Question number four is of particular interest for this week's reading: the "Song of Solomon" or "Song of Songs." This short biblical book details in rich poetry the relationship between two young lovers. Anyway, that is the surface reading (and very possible the Song's original intention).
Let him kiss me with the kisses of his mouth!This love song, however, does not square well with religious hierarchy of many denominations. Why would an erotic poem - one that does not even mention God - be featured among scripture? In his introduction to the poem in a the Harper Collins Study Bible, Michael V. Fox explains that the Song is traditionally interpreted as describing the relationship between God and his followers. For Jews, this mean's God's love for Israel. For Christians, this means God's love for the Church. These explanations affirm God's love, but do so at great peril. The language, as we see above, is sexually-charged. It is no wonder that Song is attributed to Solomon, who was known for his great wisdom and love of women!
For your love is better than wine,
your anointing oils are fragrant,
your name is perfume poured out;
therefore the maidens love you.
Draw me after you, let us make haste.
The king has brought me into his chambers.
We will exult and rejoice in you;
we will extol your love more than wine;
rightly do they love you.
(Song of Solomon 1.2-4)
By some strange confluence of literature and teachers, many English majors are able to read sex in anything (and if not, some are more than happy to inject it themselves). I had a fantastic English professor in college who was very much into feminism interpretation but very conscious of Freudian psychology. It made for intriguing courses about the role of women in male-dominated societies. Song of Solomon is remarkable for the equality of the two lovers. This is not the sort of unequal relationship we see in the sex-libertine Restoration comedies, but rather the parity of two young lovers more typical of Shakespeare: Romeo and Juliet, for instance. But even millennia before Freud, the sexual imagery seems undeniable.
The praises the two lavish on one another seem to demonstrate complete equality. The society they live in, however, is not so accommodating. The girl is even beaten and stripped for wandering the city at night. Perhaps they thought she was a prostitute, but in any case this is a strong example of misogyny within the culture. The girl, prostitute or not, did nothing to deserve her injury and humiliation. It is worth noting that the boy does not suffer the same test of love. The girl faces much stronger oppression, and must remain within certain physical and social constraints.
The girl, soon to be a young woman, is warded over by her two brothers, who guard her womanhood (read: virginity) jealously:
My mother's sons were angry with me;Patriarchal rule ensures that she only marries a man that is approved by the men of her family. This sentiment is typical of the times (and many times later!), but not echoed in her lover. Still, the sentiment is restated at the end of the Song, fencing the girl in a textual corral from which she cannot escape.
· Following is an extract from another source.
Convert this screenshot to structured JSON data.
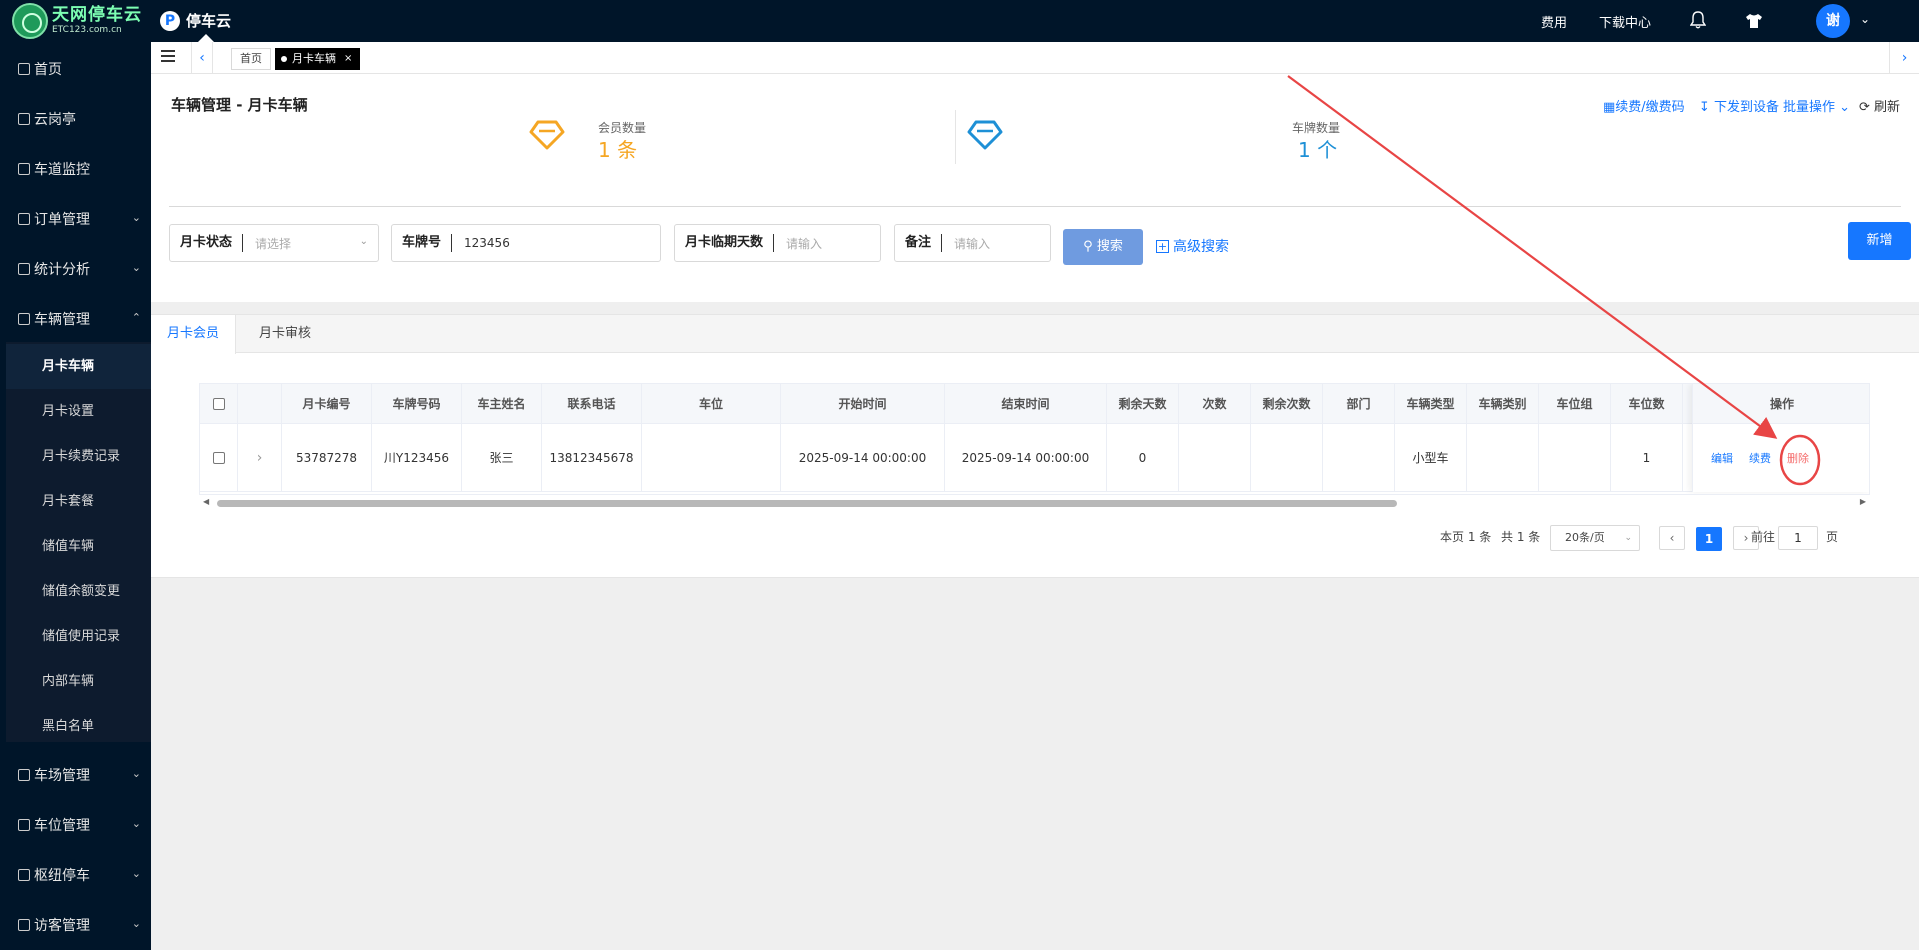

The two brothers, at the end of the song:
they made me keeper of the vineyards,
but my own vineyard I have not kept!
(Song of Solomon 1.6)
We have a little sister,Even non English-majors should be able to identify what is symbolized by the wall versus the door. But by this point, with all the loving-tenderness that passes between the lovers, the girl-woman is ready to respond to her brothers, and finds herself ready for marriage:
and she has no breasts.
What shall we do for our sister,
on the day when she is spoken for?
If she is a wall,
we will build upon her a battlement of silver;
but if she is a door,
we will enclose her with boards of cedar.
(Song of Solomon 8.8-9)
I was a wall,The girl-woman is prepared for marriage, as is the boy-man:
and my breasts were like towers;
then I was in his eyes
as one who brings peace.
Solomon had a vineyard at Baal-hamon;The boy takes up the girl's image of the vineyard and...wait. It's his? As in he owns it?
he entrusted the vineyard to keepers;
each one was to bring for its fruit a thousand pieces of silver.
My vineyard, my very own, is for myself;
you, O Solomon, may have the thousand,
and the keepers of the fruit two hundred!
(Song of Solomon 8.10-12)
I don't think we can blame the guy - he is acting informed by the culture around him. And as far as misogynistic statements go, this is pretty tame, as they will be each other's eventually. If you would like to argue against the institution of marriage, you might have a case for misogyny. I am taking this instance of marriage for granted, because, well, it makes my argument a lot neater. Here is something to consider, though:
Paul Varjak (Fred): "I love you. You belong to me."